Reading List: “Although holography was invented more than 50 years ago, and entered its modern (laser) age about 35 years ago, it remains an infant and struggling medium, and its literature is correspondingly scattered and often hard to find. This course will depend mainly on readings from draft chapters of Prof. Benton’s forthcoming book on holography. However, there are many things left to learn in the literature.

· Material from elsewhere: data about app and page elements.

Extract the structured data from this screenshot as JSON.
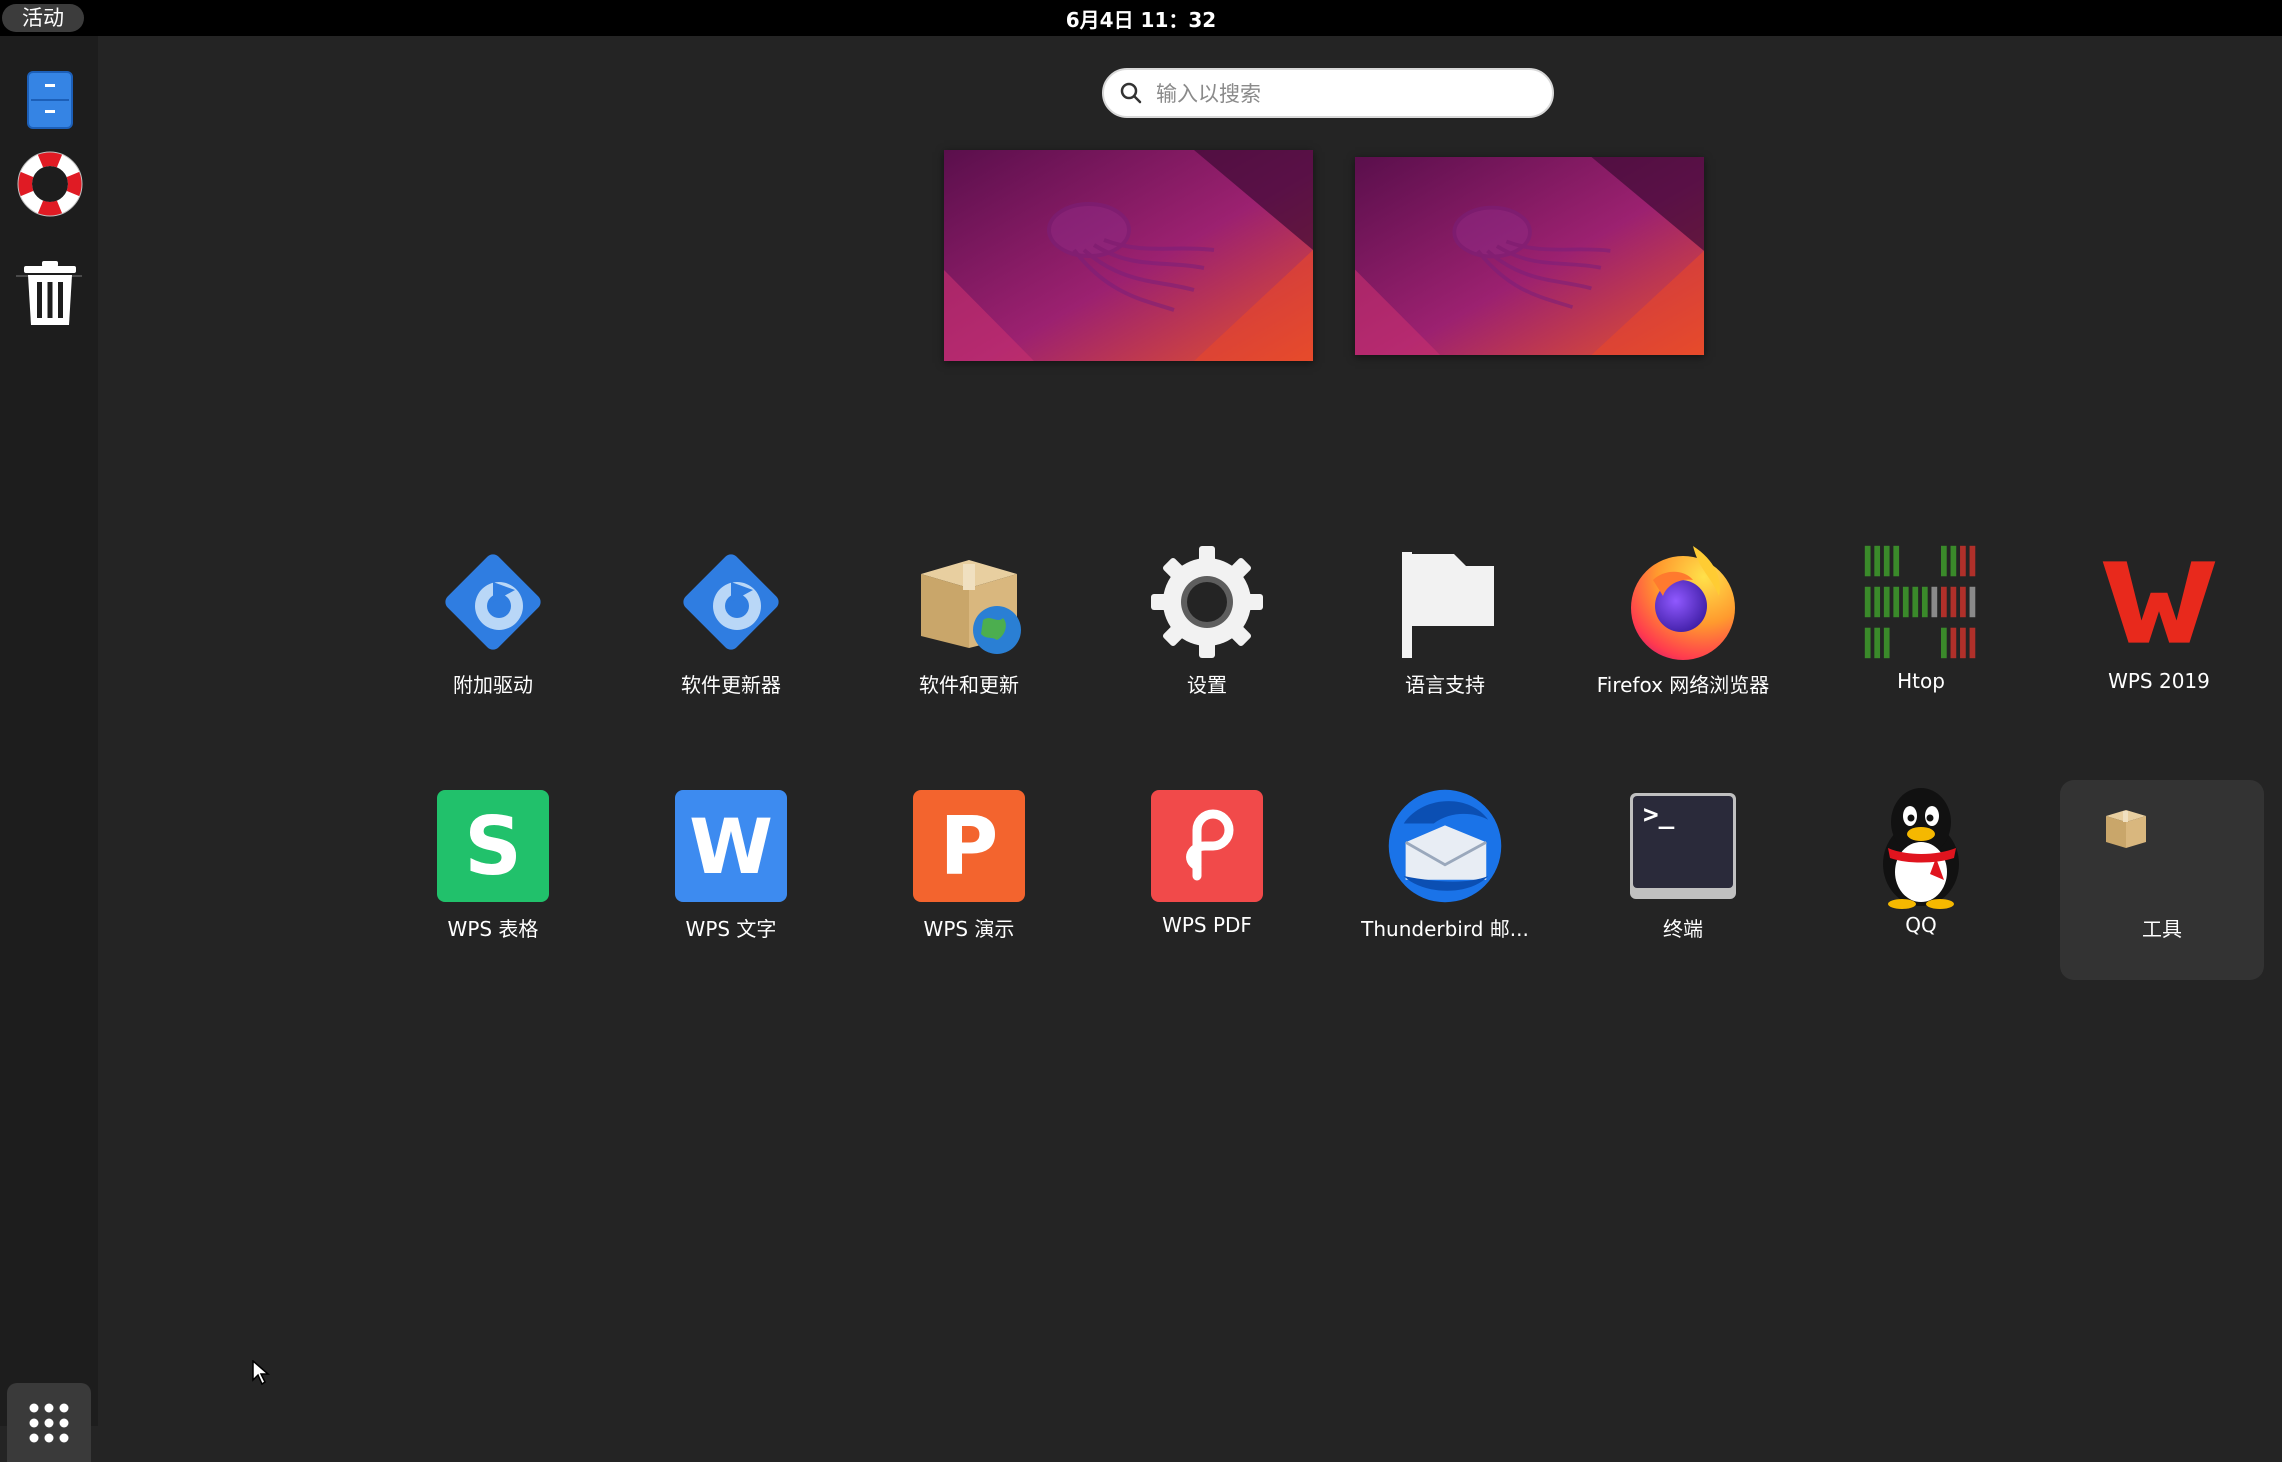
{
  "topbar": {
    "activities_label": "活动",
    "clock": "6月4日  11：32"
  },
  "dock": {
    "items": [
      {
        "name": "文件",
        "icon": "file-cabinet-icon"
      },
      {
        "name": "帮助",
        "icon": "lifebuoy-icon"
      },
      {
        "name": "回收站",
        "icon": "trash-icon"
      }
    ],
    "show_apps_icon": "grid-dots-icon"
  },
  "search": {
    "placeholder": "输入以搜索",
    "value": ""
  },
  "workspaces": {
    "count": 2
  },
  "apps": {
    "row1": [
      {
        "label": "附加驱动",
        "icon": "driver-gear-icon"
      },
      {
        "label": "软件更新器",
        "icon": "software-updater-icon"
      },
      {
        "label": "软件和更新",
        "icon": "software-box-globe-icon"
      },
      {
        "label": "设置",
        "icon": "settings-gear-icon"
      },
      {
        "label": "语言支持",
        "icon": "flag-icon"
      },
      {
        "label": "Firefox 网络浏览器",
        "icon": "firefox-icon"
      },
      {
        "label": "Htop",
        "icon": "htop-icon"
      },
      {
        "label": "WPS 2019",
        "icon": "wps-logo-icon"
      }
    ],
    "row2": [
      {
        "label": "WPS 表格",
        "icon": "wps-spreadsheet-icon",
        "letter": "S"
      },
      {
        "label": "WPS 文字",
        "icon": "wps-writer-icon",
        "letter": "W"
      },
      {
        "label": "WPS 演示",
        "icon": "wps-presentation-icon",
        "letter": "P"
      },
      {
        "label": "WPS PDF",
        "icon": "wps-pdf-icon"
      },
      {
        "label": "Thunderbird 邮...",
        "icon": "thunderbird-icon"
      },
      {
        "label": "终端",
        "icon": "terminal-icon",
        "prompt": ">_"
      },
      {
        "label": "QQ",
        "icon": "qq-penguin-icon"
      },
      {
        "label": "工具",
        "icon": "folder-package-icon"
      }
    ]
  },
  "colors": {
    "background": "#242424",
    "dock": "#1d1d1d",
    "topbar": "#000000",
    "wps_sheet": "#21c16b",
    "wps_writer": "#3d8bf0",
    "wps_present": "#f3642e",
    "wps_pdf": "#f14a4a"
  }
}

Many of the items listed here are available at various libraries at MIT, and catalog numbers will gradually join this list (bring in those you dig out, too). Some of the other books can be examined at the Spatial Imaging Laboratory (although not checked out). Accumulating your own library will be slow because many of these volumes were produced in small numbers, and may now be out of print. We will appreciate any additions to this shopping list you may wish to recommend. Books that might be referred to in class are grouped first — the others are intended only as collateral reading suggestions. Much of the important original literature is in the archival journals, such as the Journal of the Optical Society of America, as well as in the Symposium Proceedings listed below. Most of the readings have extensive bibliographies, and a specialized list of journal references might be finished by the end of the term. Patents can also be an important source of information, but are not included here.”
- Power and Units (February 11, 2003)

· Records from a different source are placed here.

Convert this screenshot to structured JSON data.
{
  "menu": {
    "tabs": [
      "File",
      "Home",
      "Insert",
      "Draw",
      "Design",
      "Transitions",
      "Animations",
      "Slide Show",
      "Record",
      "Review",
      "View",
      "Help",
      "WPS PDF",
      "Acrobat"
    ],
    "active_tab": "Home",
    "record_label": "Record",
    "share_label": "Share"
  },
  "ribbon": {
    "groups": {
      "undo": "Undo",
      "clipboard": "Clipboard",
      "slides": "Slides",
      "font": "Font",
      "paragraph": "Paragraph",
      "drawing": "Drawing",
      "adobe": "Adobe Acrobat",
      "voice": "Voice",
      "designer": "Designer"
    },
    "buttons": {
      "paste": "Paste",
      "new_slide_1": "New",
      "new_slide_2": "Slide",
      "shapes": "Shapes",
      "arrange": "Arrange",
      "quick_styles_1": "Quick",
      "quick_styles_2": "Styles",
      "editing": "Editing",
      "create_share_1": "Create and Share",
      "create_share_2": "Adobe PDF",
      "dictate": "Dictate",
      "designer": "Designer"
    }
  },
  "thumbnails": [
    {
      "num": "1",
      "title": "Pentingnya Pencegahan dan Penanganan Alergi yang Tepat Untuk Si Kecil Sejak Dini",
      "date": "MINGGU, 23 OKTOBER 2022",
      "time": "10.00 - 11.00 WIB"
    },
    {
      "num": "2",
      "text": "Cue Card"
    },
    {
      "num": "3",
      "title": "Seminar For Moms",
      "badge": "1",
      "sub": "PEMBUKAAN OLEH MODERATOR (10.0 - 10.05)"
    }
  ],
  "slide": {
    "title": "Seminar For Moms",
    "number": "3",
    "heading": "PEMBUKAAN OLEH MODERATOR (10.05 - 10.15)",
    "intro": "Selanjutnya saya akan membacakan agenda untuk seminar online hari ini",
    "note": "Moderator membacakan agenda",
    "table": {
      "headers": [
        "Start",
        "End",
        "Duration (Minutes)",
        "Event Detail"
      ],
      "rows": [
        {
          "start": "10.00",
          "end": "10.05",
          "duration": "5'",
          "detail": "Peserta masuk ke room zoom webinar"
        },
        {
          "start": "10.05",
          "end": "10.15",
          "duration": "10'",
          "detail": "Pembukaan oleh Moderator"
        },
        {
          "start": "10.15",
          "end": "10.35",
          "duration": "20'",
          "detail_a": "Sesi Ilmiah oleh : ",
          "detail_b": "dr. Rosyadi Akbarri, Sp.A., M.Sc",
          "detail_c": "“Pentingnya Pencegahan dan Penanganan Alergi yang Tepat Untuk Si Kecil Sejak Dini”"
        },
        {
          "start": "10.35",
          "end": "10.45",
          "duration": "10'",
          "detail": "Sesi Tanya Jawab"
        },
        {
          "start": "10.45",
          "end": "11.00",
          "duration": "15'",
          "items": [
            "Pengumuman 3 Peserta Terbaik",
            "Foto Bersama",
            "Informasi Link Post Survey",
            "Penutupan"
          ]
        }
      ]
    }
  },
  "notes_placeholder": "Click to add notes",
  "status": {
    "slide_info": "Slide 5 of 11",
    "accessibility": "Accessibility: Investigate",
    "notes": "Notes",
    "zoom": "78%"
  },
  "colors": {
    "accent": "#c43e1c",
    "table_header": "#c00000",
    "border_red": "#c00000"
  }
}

- Calculating Spatial Frequency (Sept. 18, 1998)
- Holographic Photochemistry: Basic Process (Feb. 17, 2003)
- Electron Micrographs of Hologram Cross Sections (fr. Akagi et. al.) (October 8, 1998)
- A Catalog of Sources (Feb. 17, 2003)
- Measuring Angles and Radii of Curvature (October 19, 1998)
- Understanding Astigmatism (March 9, 2003)
- Chapter 10: Off-axis Holography
- Chapter 10 Appendix: Horizontal and Vertical Focus
- Astigmatism Model (October 6, 1998)
- Transmission Hologram Equations (October 6, 1998)
- Holographic Photochemistry, A Summary (October 8, 1998)
- Notes on Off-axis Reflection Holography (three pages): Reflection Ray-tracing, Reflection Holography: Off-axis Reflection Holography, and Reflection Holography: Calculation Pseudocode
Holograms are the best, there’s no way around it. We’ve seen them in sci-fi movies since the beginning of the genre, and now they’re actually becoming a reality. Getting to take a class to actually talk about and potentially make them is just next-level awesome.
But before your holographic dreams get out of hand, this class sounds like a ton of work simply because definitive research in the field remains scant. The professors’ admission that the primary reading in the course will be drafts of their forthcoming books is an indication of the rarity of solid scholarship on the topic, as is the call for any suggestions to the syllabus. Rather than presenting a series of hoops for students to jump through, this syllabus puts forth a hopeful vision for exploring as colleagues in a field where, as the professors put it, “there are many things left to learn.”